“The Fisheries Service’s southeast regional office has apparently forgotten it is entrusted with protecting endangered sea turtles. Its decision to allow skimmer trawl fishermen to continue to kill thousands of animals every year is the worst in a series of failures by that office,” said Marydele Donnelly, director of international policy at the Sea Turtle Conservancy. “The decision also threatens U.S. treaty obligations and credibility abroad because countries which export shrimp to the United States must protect sea turtles from shrimp trawls but clearly we cannot meet the standards to which we hold others.”
“We know that when commercial shrimp nets don’t offer turtles a way out, they die,” said Sierra Weaver, an attorney at Defenders of Wildlife. “NMFS has been studying solutions to this problem for years, but years more study won’t save sea turtles until the agency finds the political will to require protections in the water.”
Currently skimmer trawls can use tow-time restrictions instead of TEDs. Tow times limit the amount of time shrimpers can keep their trawls in the water. In May 2012 the agency published a proposed rule that would withdraw the tow time restrictions and instead require that all shrimp trawls use TEDs. Though the agency had already conducted extensive TED testing in skimmer trawls, this summer observers aboard some skimmer trawl vessels observed that TEDs were ineffective for some small sea turtles. Rather than implement protective measures, like more extensive observer coverage, the agency is instead withdrawing the rule. It plans to rethink its strategy; meanwhile sea turtles will continue to be caught in shrimp trawl nets and drown.
The proposed rule was the result of a settlement reached in response to a lawsuit brought by Center for Biological Diversity, Turtle Island Restoration Network, Sea Turtle Conservancy and Defenders of Wildlife that sought to address unprecedented high numbers of sea turtle strandings in 2011, when more than 3,500 of the increasingly rare animals turned up dead or injured in the Gulf of Mexico and southeast Atlantic Ocean. The Fisheries Service linked many of those sea turtle strandings to drowning in shrimp fishing nets. Because strandings represent only 5 percent to 6 percent of the turtles actually killed in shrimp nets, however, scientists estimate thousands of turtles died in shrimp nets last year.
The Center for Biological Diversity is a national, nonprofit conservation organization with more than 450,000 members and online activists dedicated to the protection of endangered species and wild places. www.biologicaldiversity.org
Turtle Island Restoration Network is an international marine conservation organization headquartered in California whose 55,000 members and online activists work to protect sea turtles and marine biodiversity in the United States and around the world. For more information, visit www.SeaTurtles.org

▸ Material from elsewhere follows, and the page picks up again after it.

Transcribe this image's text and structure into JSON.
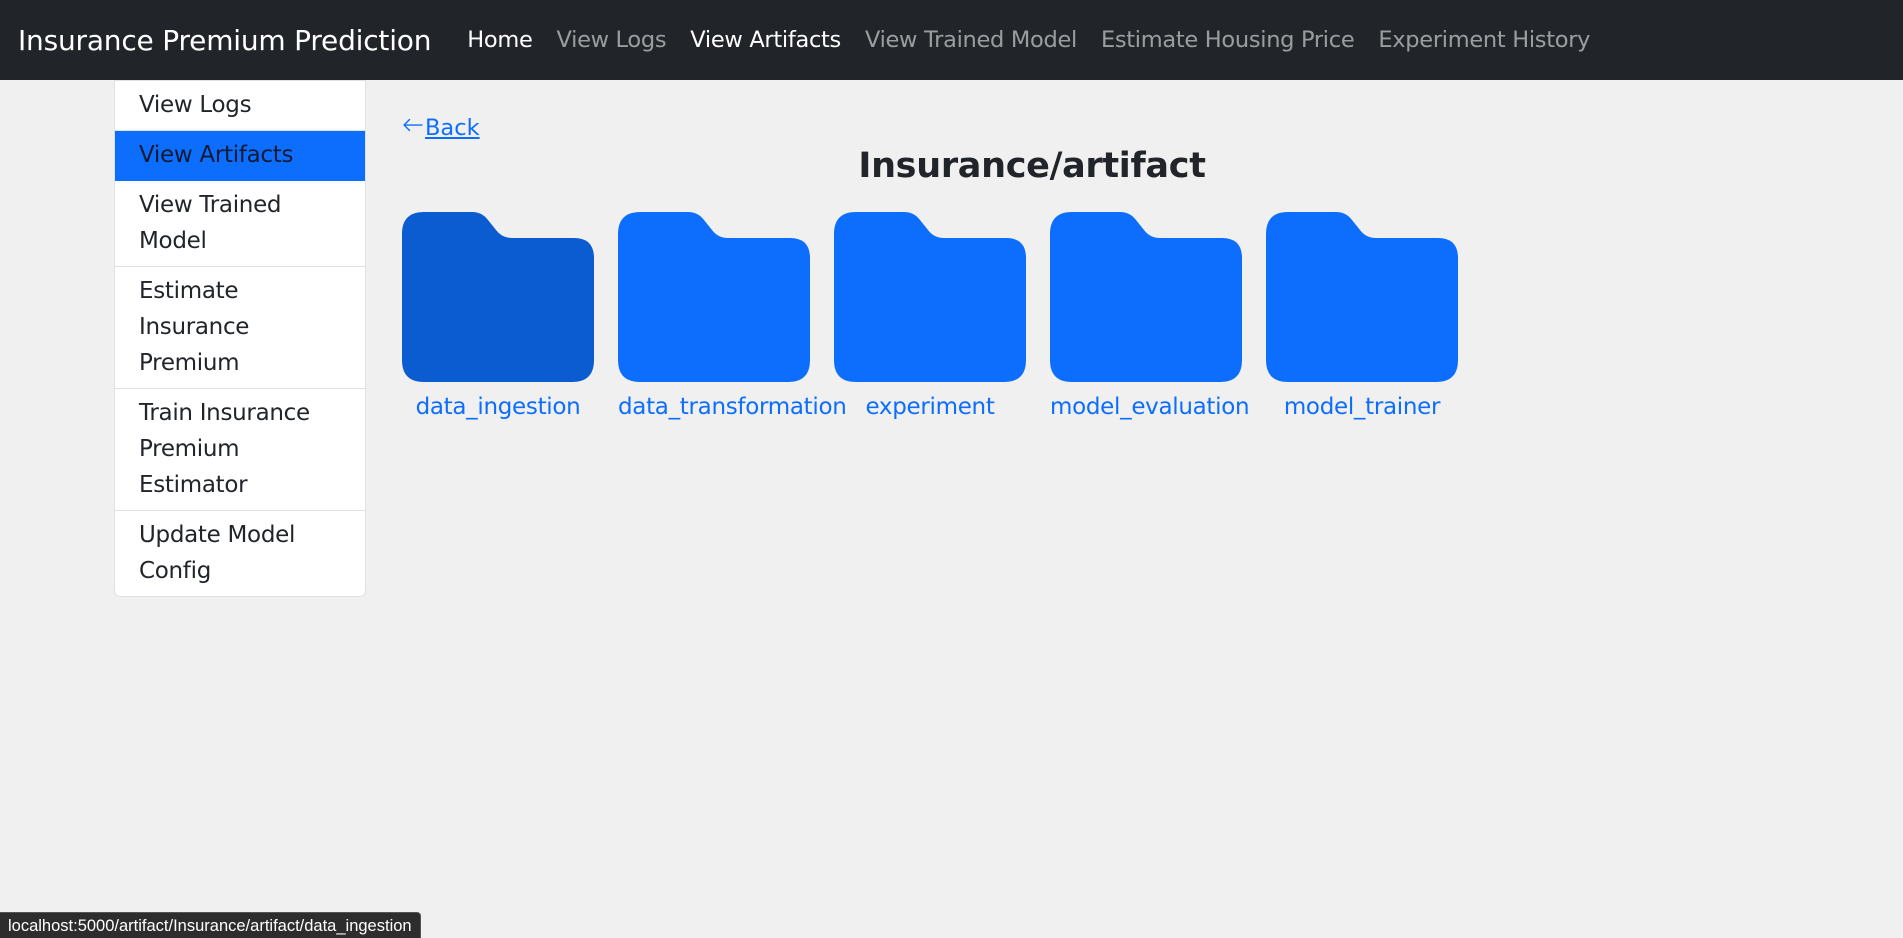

Sea Turtle Conservancy works to ensure the survival of sea turtles within the Caribbean, Atlantic and Pacific through research, education, training, advocacy and protection of the natural habitats upon which they depend. www.conserveturtles.org
Defenders of Wildlife is dedicated to the protection of all native animals and plants in their natural communities. With more than 1 million members and activists, Defenders of Wildlife is a leading advocate for innovative solutions to safeguard our wildlife heritage for generations to come. For more information, visit www.defenders.org